- **DATA FOR THE TASK**:

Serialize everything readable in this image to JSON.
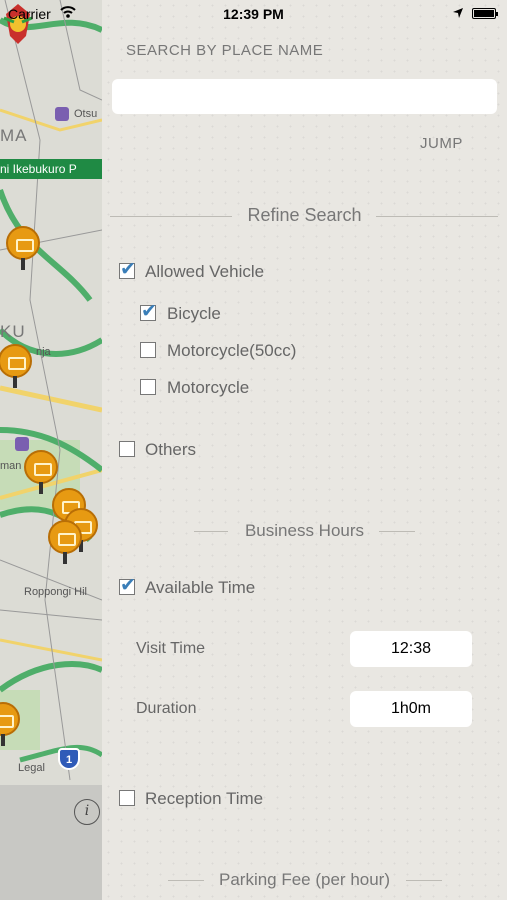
{
  "status_bar": {
    "carrier": "Carrier",
    "time": "12:39 PM"
  },
  "map": {
    "labels": {
      "otsu": "Otsu",
      "ma": "MA",
      "ku": "KU",
      "nja": "nja",
      "roppongi": "Roppongi Hil",
      "legal": "Legal",
      "man": "man"
    },
    "station_badge": "ni Ikebukuro P",
    "route_number": "1",
    "info_glyph": "i",
    "accent_green": "#1f8a44",
    "pin_color": "#e79a12"
  },
  "search": {
    "caption": "SEARCH BY PLACE NAME",
    "value": "",
    "placeholder": "",
    "jump_label": "JUMP"
  },
  "refine": {
    "title": "Refine Search",
    "allowed_vehicle": {
      "label": "Allowed Vehicle",
      "checked": true
    },
    "vehicles": [
      {
        "label": "Bicycle",
        "checked": true
      },
      {
        "label": "Motorcycle(50cc)",
        "checked": false
      },
      {
        "label": "Motorcycle",
        "checked": false
      }
    ],
    "others": {
      "label": "Others",
      "checked": false
    }
  },
  "business_hours": {
    "title": "Business Hours",
    "available_time": {
      "label": "Available Time",
      "checked": true
    },
    "visit_time": {
      "label": "Visit Time",
      "value": "12:38"
    },
    "duration": {
      "label": "Duration",
      "value": "1h0m"
    }
  },
  "reception_time": {
    "label": "Reception Time",
    "checked": false
  },
  "parking_fee": {
    "title": "Parking Fee (per hour)"
  },
  "colors": {
    "check_accent": "#3a7eb8",
    "panel_bg": "#e9e7e2"
  }
}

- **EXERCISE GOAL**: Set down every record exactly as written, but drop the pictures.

- **EXERCISE SOLUTION**:
Serialize everything readable in this image to JSON.
{
  "status_bar": {
    "carrier": "Carrier",
    "time": "12:39 PM"
  },
  "map": {
    "labels": {
      "otsu": "Otsu",
      "ma": "MA",
      "ku": "KU",
      "nja": "nja",
      "roppongi": "Roppongi Hil",
      "legal": "Legal",
      "man": "man"
    },
    "station_badge": "ni Ikebukuro P",
    "route_number": "1",
    "info_glyph": "i",
    "accent_green": "#1f8a44",
    "pin_color": "#e79a12"
  },
  "search": {
    "caption": "SEARCH BY PLACE NAME",
    "value": "",
    "placeholder": "",
    "jump_label": "JUMP"
  },
  "refine": {
    "title": "Refine Search",
    "allowed_vehicle": {
      "label": "Allowed Vehicle",
      "checked": true
    },
    "vehicles": [
      {
        "label": "Bicycle",
        "checked": true
      },
      {
        "label": "Motorcycle(50cc)",
        "checked": false
      },
      {
        "label": "Motorcycle",
        "checked": false
      }
    ],
    "others": {
      "label": "Others",
      "checked": false
    }
  },
  "business_hours": {
    "title": "Business Hours",
    "available_time": {
      "label": "Available Time",
      "checked": true
    },
    "visit_time": {
      "label": "Visit Time",
      "value": "12:38"
    },
    "duration": {
      "label": "Duration",
      "value": "1h0m"
    }
  },
  "reception_time": {
    "label": "Reception Time",
    "checked": false
  },
  "parking_fee": {
    "title": "Parking Fee (per hour)"
  },
  "colors": {
    "check_accent": "#3a7eb8",
    "panel_bg": "#e9e7e2"
  }
}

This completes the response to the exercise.